Thankfully, Google realizes you don't want to get hacked.

Like many entrepreneurs, you probably use the Internet to carry out sensitive business activities such as banking, taxes and email. So it’s crucial to make sure the walls of the Web are as impenetrable as possible.

While Google can't prevent all potential nefarious Web behavior, it can at least patrol its own backyard. With this goal, Google is planning Pwnium 4, its fourth annual hacking contest, which targets its Chrome operating system.

The contest is expected to kick off during the CanSecWest security conference in Vancouver, from March 12 through the 14th.

Inspiring hackers to put up a fight, Google has offered a total of $2.7 million in cash prizes to those who manage to compromise a Chrome browser or device. To claim the money, a hacker will have to follow a long list of rules and go into detail about how they performed the exploit.

But why would Google want to challenge people to prove its products are fallible? Well, beyond protecting Chrome users, the contest does offer a nice little PR bump. Last year, there were no winning entries. So, kudos to Google. Still, hackers who identified a few necessary fixes did receive partial awards.

In 2010, the company established the ongoing Chromium Vulnerability Reward Program and has given away a total of $900,000 since. After Pwnium 3, they praised the program's success: "We’re itching to give more, as engaging the security community is one of the best ways to keep all Internet users safe."

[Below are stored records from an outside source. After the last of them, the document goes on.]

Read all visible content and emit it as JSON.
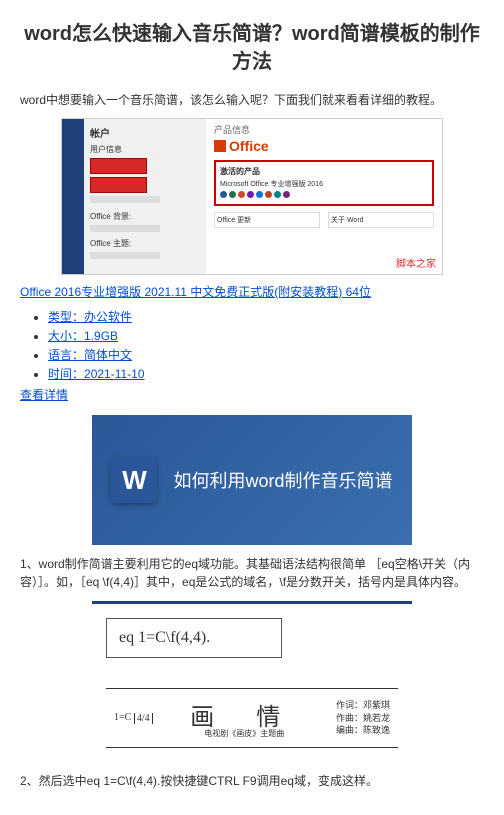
{
  "title": "word怎么快速输入音乐简谱？word简谱模板的制作方法",
  "intro": "word中想要输入一个音乐简谱，该怎么输入呢？下面我们就来看看详细的教程。",
  "shot1": {
    "sidebar_title": "帐户",
    "sidebar_sub1": "用户信息",
    "sidebar_sub2": "Office 背景:",
    "sidebar_sub3": "Office 主题:",
    "main_prodinfo": "产品信息",
    "office_brand": "Office",
    "activated_title": "激活的产品",
    "activated_line": "Microsoft Office 专业增强版 2016",
    "card1_title": "Office 更新",
    "card2_title": "关于 Word",
    "watermark": "脚本之家"
  },
  "download_link": "Office 2016专业增强版 2021.11 中文免费正式版(附安装教程) 64位",
  "meta": {
    "type_label": "类型：",
    "type_value": "办公软件",
    "size_label": "大小：",
    "size_value": "1.9GB",
    "lang_label": "语言：",
    "lang_value": "简体中文",
    "time_label": "时间：",
    "time_value": "2021-11-10"
  },
  "detail_link": "查看详情",
  "shot2_text": "如何利用word制作音乐简谱",
  "para1": "1、word制作简谱主要利用它的eq域功能。其基础语法结构很简单 ［eq空格\\开关（内容）］。如，［eq \\f(4,4)］其中，eq是公式的域名，\\f是分数开关，括号内是具体内容。",
  "shot3": {
    "eq_text": "eq 1=C\\f(4,4).",
    "key": "1=C",
    "time_sig": "4/4",
    "song_title": "画 情",
    "subtitle": "电视剧《画皮》主题曲",
    "composer1": "作词：邓紫琪",
    "composer2": "作曲：姚若龙",
    "composer3": "编曲：陈致逸"
  },
  "para2": "2、然后选中eq 1=C\\f(4,4).按快捷键CTRL F9调用eq域，变成这样。"
}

Stay tuned to see what the hackers discover this March--your checking account might thank you.